What to do – What lines in the following entries hold the word "this"? Copy each one.

Data for review –
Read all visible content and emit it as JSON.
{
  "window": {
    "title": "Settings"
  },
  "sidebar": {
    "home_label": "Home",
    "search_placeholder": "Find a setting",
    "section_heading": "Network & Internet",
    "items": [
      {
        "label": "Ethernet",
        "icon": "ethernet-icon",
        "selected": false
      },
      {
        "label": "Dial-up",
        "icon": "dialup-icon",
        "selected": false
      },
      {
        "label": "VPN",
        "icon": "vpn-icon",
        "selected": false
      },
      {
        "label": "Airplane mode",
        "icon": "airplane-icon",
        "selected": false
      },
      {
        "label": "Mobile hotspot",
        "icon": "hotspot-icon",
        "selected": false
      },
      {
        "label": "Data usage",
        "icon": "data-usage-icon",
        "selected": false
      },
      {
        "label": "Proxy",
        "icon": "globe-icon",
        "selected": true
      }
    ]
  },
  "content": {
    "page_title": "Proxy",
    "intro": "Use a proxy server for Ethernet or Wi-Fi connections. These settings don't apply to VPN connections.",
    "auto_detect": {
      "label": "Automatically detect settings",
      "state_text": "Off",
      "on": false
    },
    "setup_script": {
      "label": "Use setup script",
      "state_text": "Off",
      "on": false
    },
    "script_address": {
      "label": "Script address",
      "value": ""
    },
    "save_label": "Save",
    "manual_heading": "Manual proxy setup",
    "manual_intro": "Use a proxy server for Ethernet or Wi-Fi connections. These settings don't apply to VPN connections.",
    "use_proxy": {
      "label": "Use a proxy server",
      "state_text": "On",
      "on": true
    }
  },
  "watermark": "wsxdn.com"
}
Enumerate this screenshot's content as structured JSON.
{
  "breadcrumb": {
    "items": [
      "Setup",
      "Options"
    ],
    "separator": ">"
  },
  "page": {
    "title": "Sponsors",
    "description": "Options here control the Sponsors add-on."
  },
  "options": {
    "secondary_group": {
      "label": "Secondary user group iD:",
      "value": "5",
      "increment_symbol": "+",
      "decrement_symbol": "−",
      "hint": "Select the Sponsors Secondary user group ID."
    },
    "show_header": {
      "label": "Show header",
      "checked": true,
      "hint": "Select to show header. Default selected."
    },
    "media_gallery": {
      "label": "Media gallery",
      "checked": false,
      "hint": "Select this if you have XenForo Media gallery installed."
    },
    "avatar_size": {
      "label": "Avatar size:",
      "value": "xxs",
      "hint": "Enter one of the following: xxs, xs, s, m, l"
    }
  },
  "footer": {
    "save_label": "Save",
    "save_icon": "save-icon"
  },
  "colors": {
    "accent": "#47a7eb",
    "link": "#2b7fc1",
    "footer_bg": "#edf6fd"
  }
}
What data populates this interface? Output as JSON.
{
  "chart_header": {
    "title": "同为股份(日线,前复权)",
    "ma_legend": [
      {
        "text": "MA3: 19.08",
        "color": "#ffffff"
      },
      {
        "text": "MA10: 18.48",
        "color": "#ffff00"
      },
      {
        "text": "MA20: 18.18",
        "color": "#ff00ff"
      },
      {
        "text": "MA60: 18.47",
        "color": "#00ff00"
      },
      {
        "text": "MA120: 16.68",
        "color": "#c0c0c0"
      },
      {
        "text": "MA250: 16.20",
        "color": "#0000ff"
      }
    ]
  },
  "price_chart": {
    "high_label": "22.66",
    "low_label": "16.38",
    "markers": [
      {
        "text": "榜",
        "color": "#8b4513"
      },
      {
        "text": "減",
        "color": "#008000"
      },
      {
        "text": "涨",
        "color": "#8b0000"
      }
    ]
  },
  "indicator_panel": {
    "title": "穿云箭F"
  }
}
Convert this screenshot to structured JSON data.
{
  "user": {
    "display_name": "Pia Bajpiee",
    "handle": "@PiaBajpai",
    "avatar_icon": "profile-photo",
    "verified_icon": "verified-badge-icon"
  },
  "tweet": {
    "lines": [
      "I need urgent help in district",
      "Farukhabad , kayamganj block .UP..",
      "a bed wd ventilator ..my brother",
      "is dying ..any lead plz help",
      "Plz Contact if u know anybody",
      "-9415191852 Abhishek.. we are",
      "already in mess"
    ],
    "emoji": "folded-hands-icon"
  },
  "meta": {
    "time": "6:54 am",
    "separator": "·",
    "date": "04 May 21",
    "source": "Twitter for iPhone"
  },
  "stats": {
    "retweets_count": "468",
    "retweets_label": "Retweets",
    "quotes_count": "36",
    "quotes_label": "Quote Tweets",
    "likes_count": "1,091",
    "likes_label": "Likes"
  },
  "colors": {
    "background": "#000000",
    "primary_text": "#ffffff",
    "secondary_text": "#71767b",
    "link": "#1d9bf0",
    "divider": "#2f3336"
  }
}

Response –
Enumerate this screenshot's content as structured JSON.
      "hint": "Select this if you have XenForo Media gallery installed."
What data populates this interface? Output as JSON.
Convert this screenshot to structured JSON data.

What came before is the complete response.